== Data extracts ==
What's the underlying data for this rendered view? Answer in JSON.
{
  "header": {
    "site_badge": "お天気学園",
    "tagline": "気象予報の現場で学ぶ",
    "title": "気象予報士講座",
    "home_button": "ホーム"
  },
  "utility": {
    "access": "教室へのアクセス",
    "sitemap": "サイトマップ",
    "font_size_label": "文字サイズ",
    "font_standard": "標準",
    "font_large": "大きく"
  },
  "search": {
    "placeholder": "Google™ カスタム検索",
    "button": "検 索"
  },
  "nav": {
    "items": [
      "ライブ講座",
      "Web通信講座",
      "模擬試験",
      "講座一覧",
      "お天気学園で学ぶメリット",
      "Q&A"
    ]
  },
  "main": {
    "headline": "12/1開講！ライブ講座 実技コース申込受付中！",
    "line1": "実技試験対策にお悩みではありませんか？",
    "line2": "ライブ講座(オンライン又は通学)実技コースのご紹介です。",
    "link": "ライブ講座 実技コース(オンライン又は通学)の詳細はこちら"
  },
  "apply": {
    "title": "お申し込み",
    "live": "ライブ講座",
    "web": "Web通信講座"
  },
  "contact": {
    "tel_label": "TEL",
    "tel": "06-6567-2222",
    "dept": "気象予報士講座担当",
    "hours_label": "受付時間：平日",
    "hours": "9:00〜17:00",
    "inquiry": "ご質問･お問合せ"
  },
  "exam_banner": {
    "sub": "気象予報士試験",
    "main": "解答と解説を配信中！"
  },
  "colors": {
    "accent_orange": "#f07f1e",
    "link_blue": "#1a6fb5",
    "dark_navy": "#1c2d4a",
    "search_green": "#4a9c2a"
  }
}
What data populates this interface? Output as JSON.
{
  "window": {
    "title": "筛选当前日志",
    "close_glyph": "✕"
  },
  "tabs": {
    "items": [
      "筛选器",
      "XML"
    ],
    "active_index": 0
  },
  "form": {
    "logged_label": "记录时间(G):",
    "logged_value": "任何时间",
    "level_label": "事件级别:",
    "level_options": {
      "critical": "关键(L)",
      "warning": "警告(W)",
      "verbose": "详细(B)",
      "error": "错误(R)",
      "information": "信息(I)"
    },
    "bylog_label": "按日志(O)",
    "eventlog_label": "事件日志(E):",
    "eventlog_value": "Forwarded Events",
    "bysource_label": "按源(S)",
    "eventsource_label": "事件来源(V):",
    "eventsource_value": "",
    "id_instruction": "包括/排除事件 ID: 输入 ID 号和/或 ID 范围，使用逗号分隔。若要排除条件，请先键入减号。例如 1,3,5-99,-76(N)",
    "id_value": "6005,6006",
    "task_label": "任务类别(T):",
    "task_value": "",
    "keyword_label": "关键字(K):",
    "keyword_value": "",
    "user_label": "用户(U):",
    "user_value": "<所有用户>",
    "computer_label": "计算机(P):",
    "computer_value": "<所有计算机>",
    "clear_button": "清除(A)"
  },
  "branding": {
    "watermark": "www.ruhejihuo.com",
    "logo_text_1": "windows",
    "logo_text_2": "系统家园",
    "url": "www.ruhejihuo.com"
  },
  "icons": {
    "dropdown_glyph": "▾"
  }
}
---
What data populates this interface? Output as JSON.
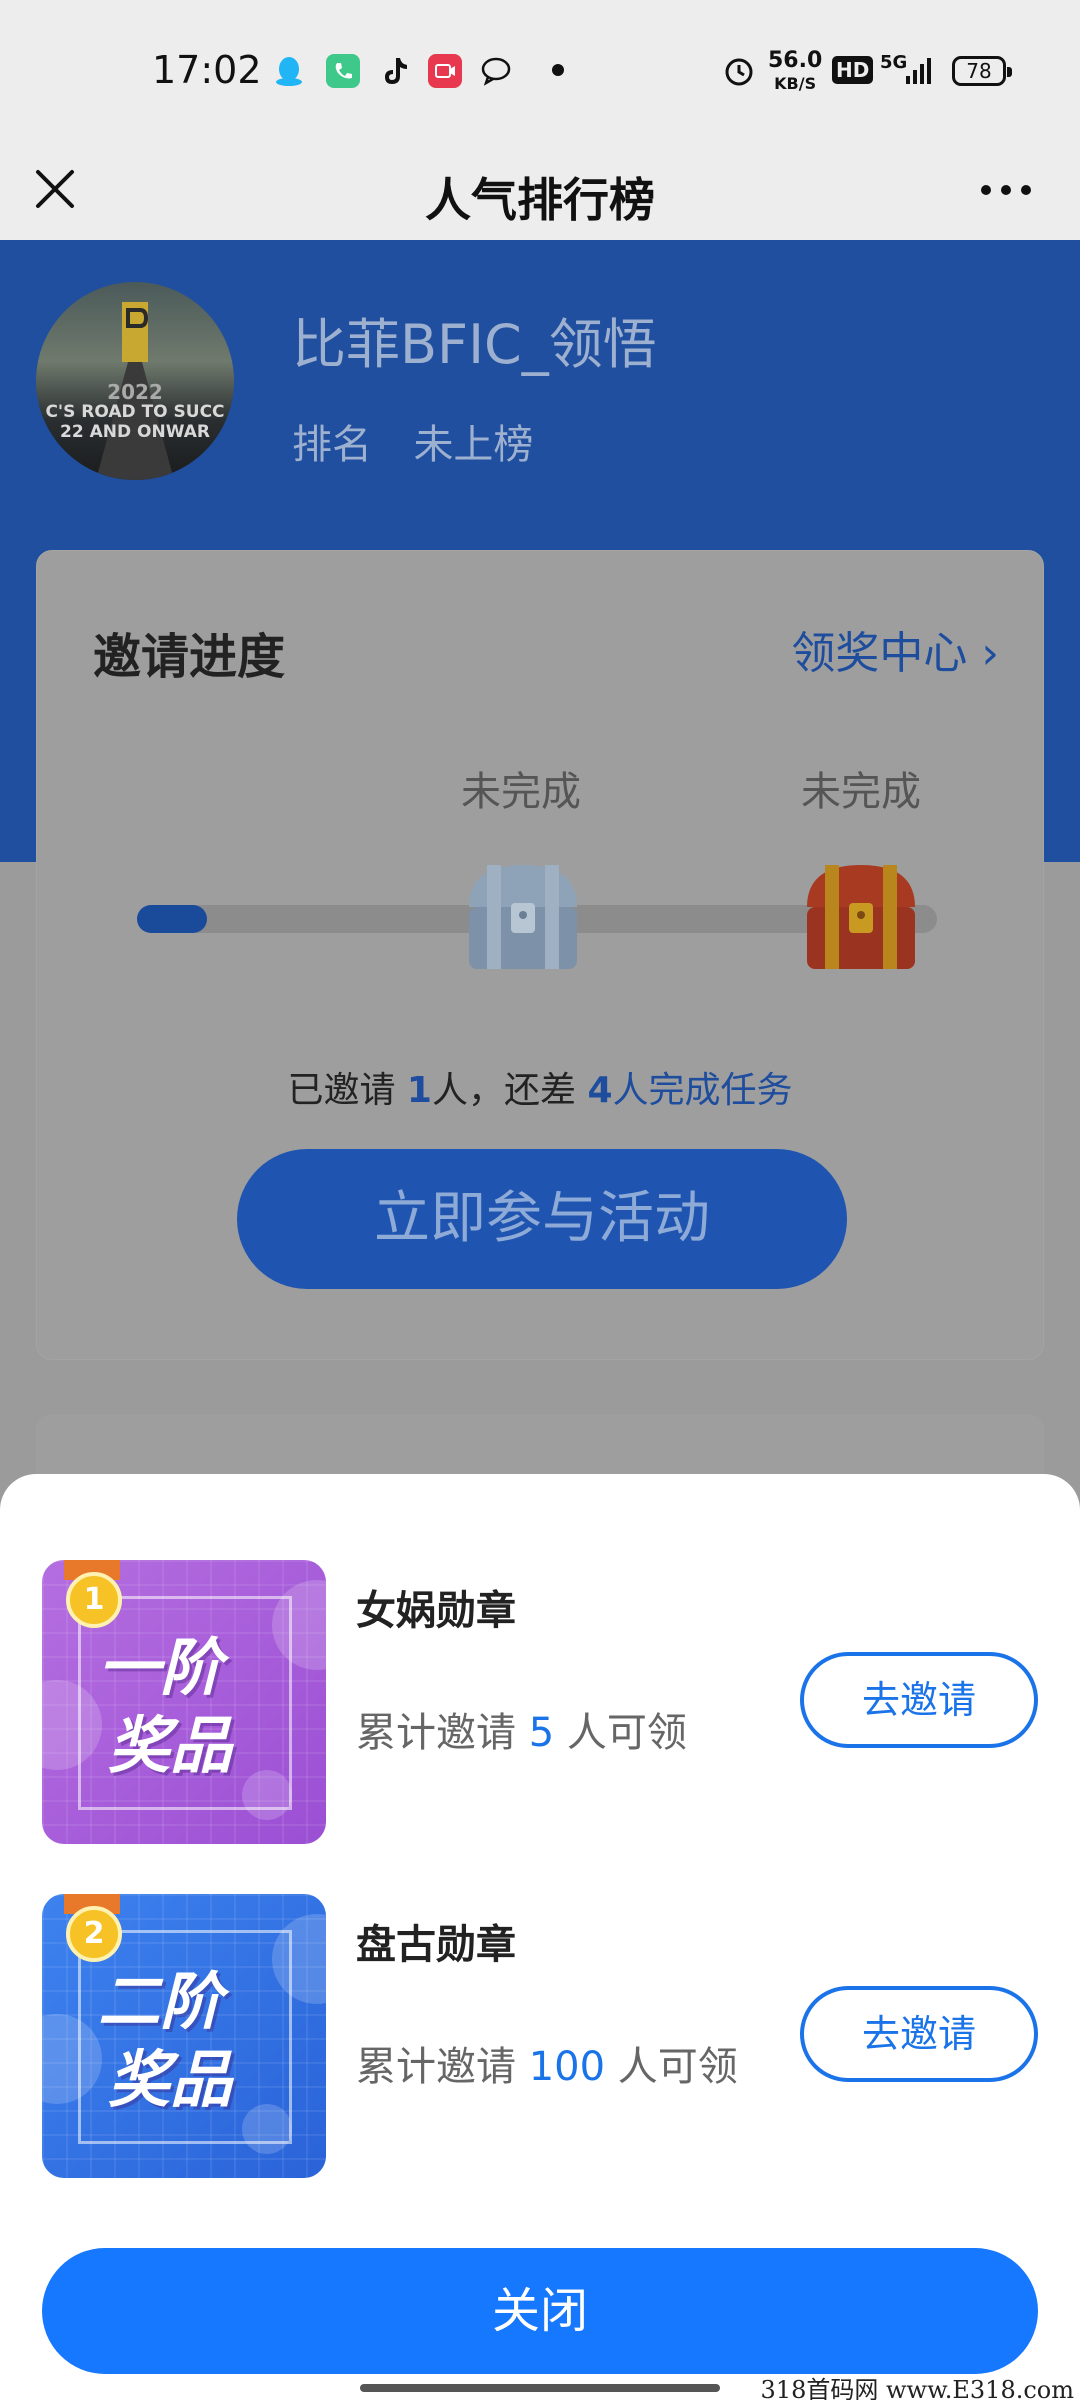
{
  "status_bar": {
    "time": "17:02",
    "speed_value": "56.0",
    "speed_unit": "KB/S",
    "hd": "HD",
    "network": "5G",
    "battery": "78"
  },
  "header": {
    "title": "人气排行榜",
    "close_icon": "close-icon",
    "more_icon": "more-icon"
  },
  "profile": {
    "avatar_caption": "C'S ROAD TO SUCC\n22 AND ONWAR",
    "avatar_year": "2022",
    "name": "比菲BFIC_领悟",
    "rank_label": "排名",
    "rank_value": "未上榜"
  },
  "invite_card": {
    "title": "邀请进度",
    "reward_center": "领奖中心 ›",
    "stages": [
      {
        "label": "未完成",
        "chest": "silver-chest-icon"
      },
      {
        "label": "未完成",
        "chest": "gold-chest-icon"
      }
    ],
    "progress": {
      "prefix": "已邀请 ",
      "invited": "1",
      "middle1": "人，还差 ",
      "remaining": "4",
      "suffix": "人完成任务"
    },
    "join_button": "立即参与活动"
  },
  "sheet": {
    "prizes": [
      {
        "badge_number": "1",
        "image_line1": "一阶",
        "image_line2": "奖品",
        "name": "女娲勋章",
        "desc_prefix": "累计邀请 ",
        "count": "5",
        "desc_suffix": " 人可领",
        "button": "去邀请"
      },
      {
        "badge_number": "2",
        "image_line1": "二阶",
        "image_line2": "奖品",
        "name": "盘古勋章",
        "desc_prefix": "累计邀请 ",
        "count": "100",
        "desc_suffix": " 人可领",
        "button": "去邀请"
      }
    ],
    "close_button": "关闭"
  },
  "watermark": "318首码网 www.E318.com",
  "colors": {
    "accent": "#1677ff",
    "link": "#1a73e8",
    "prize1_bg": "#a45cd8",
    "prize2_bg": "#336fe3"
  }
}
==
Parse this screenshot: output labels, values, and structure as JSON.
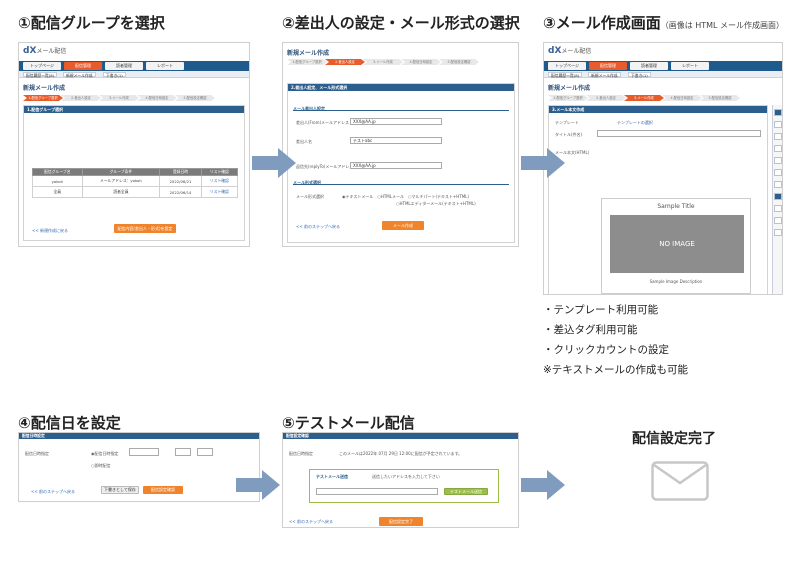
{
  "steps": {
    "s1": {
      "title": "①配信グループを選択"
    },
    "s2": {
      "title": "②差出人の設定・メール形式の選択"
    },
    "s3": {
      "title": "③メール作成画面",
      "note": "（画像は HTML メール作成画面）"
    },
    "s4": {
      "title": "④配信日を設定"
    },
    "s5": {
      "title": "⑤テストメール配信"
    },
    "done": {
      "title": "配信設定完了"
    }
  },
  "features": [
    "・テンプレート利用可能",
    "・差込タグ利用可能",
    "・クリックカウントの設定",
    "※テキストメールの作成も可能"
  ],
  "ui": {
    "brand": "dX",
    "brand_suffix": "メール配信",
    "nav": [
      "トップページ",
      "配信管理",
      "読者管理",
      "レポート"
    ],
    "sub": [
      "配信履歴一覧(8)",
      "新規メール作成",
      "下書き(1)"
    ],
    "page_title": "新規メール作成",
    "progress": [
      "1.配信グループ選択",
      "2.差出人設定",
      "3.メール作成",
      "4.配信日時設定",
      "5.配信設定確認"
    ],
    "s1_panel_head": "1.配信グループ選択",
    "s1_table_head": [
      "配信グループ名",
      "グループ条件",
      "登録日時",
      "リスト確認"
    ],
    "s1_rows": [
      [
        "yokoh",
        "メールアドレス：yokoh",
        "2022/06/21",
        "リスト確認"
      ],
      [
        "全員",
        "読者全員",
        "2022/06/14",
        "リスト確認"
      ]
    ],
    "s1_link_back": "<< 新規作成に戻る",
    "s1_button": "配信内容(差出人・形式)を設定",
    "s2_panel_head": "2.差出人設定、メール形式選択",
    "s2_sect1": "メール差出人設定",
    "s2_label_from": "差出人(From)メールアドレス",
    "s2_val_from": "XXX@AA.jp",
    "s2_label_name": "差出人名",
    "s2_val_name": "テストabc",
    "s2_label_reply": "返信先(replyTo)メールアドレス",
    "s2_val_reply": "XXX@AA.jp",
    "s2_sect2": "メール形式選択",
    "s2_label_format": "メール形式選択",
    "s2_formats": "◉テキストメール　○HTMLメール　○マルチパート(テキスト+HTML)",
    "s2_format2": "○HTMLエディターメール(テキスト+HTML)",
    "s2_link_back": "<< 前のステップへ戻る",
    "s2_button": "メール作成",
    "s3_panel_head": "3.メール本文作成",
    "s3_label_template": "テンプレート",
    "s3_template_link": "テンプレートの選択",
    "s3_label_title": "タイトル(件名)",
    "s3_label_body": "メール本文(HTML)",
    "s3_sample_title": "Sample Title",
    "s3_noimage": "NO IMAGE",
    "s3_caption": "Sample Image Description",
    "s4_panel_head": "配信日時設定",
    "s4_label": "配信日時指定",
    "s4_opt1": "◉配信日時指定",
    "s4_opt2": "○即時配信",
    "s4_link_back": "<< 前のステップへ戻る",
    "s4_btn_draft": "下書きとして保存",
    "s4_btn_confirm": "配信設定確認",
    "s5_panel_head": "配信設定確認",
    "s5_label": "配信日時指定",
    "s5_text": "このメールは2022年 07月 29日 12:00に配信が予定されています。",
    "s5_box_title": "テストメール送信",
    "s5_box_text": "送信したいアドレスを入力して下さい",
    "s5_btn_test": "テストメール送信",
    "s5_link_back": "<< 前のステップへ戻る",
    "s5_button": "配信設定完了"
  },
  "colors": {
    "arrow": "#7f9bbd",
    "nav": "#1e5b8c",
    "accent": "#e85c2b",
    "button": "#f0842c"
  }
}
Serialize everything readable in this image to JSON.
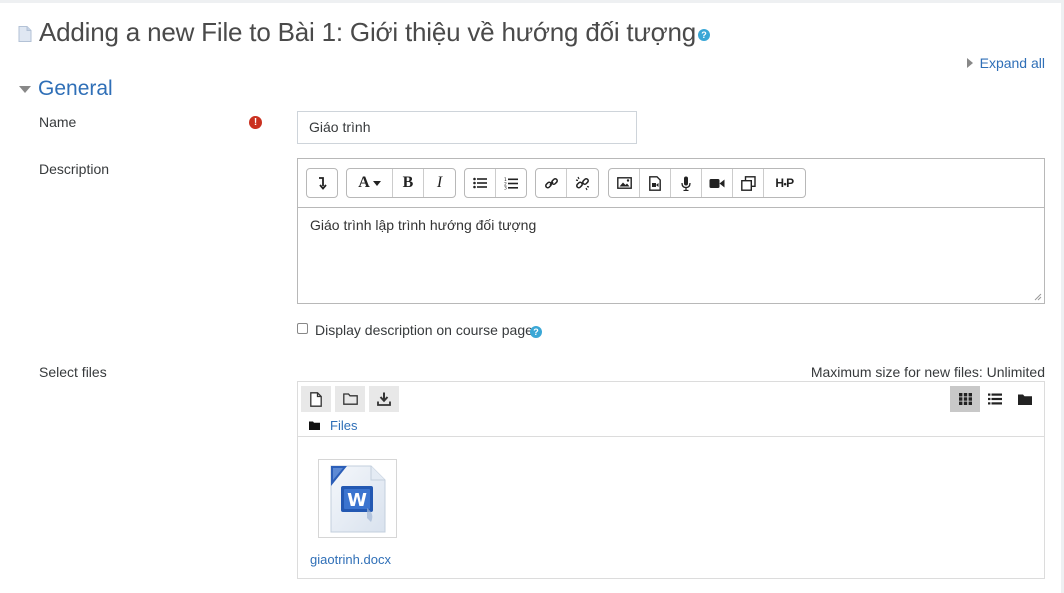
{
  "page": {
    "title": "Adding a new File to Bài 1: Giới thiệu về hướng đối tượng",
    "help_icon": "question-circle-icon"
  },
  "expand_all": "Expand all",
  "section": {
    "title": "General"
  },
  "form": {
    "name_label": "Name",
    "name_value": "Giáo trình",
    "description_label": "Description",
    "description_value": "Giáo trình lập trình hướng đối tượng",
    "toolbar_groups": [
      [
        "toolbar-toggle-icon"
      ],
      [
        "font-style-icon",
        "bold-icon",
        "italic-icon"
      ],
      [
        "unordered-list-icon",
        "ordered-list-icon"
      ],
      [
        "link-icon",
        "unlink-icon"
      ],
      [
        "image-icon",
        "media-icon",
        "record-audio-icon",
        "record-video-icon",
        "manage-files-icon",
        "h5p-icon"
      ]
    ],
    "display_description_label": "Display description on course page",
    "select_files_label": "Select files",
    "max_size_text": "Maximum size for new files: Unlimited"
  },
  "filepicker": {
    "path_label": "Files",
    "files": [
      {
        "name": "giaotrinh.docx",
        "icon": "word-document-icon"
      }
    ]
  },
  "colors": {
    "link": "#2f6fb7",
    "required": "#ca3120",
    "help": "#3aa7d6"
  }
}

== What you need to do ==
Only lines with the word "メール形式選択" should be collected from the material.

== Output ==
    "s2_panel_head": "2.差出人設定、メール形式選択",
    "s2_sect2": "メール形式選択",
    "s2_label_format": "メール形式選択",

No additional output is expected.